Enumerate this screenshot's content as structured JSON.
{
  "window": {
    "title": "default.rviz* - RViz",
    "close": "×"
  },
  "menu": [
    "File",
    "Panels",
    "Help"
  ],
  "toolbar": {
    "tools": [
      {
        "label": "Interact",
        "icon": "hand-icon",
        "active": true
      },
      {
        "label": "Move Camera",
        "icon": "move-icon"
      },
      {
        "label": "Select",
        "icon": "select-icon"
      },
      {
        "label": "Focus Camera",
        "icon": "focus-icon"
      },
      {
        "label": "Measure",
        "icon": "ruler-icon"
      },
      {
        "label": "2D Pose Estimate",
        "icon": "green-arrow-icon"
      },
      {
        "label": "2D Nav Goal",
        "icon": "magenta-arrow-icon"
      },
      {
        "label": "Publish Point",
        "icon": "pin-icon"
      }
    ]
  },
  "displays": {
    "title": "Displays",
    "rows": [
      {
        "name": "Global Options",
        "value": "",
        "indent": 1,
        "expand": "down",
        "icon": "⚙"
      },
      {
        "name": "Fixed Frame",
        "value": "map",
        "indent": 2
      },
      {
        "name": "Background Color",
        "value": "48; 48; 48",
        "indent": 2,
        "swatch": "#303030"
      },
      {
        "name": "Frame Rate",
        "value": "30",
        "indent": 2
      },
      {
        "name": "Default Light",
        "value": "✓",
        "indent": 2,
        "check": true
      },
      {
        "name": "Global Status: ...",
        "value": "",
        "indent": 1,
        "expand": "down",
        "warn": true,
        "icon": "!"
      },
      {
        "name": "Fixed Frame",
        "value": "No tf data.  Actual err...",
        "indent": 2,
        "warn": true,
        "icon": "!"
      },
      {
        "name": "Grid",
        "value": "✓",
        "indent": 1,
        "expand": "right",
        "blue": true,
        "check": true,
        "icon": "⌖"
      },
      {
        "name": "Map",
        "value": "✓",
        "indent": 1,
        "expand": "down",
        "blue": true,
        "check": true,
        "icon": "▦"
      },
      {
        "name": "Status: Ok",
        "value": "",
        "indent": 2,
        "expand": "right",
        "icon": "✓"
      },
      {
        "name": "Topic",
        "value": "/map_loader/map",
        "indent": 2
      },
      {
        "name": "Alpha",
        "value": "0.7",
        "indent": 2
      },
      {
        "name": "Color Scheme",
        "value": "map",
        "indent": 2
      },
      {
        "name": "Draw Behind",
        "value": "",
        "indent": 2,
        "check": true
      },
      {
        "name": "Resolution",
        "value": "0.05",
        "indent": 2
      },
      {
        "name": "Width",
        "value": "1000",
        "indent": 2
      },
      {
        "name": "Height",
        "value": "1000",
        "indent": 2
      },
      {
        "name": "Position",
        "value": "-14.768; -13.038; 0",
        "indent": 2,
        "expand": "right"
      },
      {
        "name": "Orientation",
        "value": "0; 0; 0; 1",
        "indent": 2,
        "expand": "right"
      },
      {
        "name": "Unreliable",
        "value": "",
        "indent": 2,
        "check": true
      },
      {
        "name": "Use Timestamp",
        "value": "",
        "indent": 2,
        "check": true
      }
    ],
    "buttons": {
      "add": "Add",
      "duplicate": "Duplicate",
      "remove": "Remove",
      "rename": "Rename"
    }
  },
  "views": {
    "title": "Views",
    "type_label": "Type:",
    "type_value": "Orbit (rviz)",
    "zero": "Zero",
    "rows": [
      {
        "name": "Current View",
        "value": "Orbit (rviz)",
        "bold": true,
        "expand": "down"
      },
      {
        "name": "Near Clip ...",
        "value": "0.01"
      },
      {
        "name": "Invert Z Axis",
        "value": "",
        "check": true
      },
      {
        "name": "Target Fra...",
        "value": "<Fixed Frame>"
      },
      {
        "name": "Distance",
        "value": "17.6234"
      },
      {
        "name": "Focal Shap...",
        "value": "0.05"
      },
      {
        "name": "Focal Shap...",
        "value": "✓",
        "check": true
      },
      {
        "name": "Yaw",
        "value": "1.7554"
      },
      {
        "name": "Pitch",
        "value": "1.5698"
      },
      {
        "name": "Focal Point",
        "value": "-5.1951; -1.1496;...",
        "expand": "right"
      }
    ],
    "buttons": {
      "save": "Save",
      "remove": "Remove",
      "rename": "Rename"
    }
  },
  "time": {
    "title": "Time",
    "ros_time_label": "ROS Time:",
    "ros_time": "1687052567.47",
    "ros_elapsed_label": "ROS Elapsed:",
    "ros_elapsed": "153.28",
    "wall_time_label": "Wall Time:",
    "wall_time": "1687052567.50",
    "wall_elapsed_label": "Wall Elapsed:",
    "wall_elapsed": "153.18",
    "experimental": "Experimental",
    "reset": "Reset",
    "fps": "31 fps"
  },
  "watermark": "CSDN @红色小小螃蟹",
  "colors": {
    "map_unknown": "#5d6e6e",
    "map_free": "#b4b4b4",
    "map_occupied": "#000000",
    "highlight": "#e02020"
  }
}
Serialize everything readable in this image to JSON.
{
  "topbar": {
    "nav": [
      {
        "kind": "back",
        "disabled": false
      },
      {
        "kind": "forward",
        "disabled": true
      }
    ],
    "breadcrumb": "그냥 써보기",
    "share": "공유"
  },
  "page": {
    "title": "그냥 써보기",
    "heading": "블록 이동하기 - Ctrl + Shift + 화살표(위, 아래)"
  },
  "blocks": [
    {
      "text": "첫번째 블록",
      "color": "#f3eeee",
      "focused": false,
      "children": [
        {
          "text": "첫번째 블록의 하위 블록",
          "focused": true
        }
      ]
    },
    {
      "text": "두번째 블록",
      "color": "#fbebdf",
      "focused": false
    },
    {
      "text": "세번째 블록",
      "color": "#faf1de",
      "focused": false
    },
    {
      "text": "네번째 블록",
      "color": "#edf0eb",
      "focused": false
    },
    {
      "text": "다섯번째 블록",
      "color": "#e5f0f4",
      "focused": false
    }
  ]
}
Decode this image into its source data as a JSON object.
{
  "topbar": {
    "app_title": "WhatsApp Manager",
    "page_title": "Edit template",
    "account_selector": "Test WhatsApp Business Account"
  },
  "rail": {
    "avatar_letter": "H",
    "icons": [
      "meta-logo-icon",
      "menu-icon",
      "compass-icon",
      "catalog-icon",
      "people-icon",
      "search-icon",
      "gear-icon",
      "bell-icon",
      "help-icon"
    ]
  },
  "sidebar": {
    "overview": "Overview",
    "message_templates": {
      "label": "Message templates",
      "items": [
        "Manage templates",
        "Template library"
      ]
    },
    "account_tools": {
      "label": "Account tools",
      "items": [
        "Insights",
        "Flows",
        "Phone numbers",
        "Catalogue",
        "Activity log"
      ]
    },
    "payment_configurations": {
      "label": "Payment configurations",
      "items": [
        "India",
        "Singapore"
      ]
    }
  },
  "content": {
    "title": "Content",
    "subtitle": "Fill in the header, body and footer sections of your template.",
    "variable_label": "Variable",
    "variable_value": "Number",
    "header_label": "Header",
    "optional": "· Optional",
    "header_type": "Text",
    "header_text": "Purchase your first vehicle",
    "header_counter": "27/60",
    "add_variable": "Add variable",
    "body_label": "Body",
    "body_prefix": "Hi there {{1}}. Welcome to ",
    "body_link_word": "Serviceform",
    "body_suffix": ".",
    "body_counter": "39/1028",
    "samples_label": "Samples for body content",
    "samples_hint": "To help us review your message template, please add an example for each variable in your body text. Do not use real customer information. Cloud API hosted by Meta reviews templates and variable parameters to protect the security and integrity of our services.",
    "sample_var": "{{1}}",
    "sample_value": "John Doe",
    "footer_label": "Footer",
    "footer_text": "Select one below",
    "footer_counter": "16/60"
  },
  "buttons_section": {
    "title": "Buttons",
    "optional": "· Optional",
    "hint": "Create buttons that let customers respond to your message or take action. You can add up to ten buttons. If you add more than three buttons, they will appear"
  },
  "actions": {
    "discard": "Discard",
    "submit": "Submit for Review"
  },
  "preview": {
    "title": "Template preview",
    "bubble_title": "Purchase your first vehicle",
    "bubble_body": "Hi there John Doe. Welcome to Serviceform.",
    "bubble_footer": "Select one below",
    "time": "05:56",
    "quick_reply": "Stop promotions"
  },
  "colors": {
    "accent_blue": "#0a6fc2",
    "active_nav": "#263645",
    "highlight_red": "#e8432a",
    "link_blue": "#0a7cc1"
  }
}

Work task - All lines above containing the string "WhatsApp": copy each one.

Result for this task -
    "app_title": "WhatsApp Manager",
    "account_selector": "Test WhatsApp Business Account"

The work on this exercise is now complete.